Supplied material Start Marker

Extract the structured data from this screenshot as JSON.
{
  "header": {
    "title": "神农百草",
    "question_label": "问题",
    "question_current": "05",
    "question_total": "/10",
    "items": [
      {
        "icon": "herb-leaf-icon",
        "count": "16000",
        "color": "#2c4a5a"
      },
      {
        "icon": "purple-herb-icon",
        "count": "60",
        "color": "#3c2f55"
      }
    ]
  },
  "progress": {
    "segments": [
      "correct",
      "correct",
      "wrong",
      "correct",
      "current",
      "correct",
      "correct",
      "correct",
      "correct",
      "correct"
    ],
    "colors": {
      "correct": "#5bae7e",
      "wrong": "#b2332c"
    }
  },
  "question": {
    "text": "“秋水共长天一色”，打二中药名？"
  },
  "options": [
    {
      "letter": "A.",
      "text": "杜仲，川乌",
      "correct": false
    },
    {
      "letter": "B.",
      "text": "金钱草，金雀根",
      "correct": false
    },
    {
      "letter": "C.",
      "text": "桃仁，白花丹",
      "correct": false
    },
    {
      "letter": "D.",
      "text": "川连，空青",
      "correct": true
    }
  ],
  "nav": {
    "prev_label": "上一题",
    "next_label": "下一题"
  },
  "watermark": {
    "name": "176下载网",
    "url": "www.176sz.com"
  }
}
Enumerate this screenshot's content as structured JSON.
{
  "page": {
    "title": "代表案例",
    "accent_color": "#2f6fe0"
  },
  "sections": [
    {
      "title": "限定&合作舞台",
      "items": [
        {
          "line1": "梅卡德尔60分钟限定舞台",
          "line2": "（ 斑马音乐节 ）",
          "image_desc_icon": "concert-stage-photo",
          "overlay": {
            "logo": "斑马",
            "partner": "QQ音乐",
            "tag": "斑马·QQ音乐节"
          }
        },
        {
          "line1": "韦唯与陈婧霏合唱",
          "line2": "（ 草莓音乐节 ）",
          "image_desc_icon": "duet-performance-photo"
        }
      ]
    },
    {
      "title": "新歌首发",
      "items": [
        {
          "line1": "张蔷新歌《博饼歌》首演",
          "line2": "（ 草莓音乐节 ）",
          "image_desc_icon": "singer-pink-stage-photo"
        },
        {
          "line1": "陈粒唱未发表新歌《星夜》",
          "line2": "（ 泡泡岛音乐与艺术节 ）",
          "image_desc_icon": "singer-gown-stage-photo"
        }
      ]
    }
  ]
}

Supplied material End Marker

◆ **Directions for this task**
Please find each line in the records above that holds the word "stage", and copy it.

◆ **Written reply**
          "image_desc_icon": "concert-stage-photo",
          "image_desc_icon": "singer-pink-stage-photo"
          "image_desc_icon": "singer-gown-stage-photo"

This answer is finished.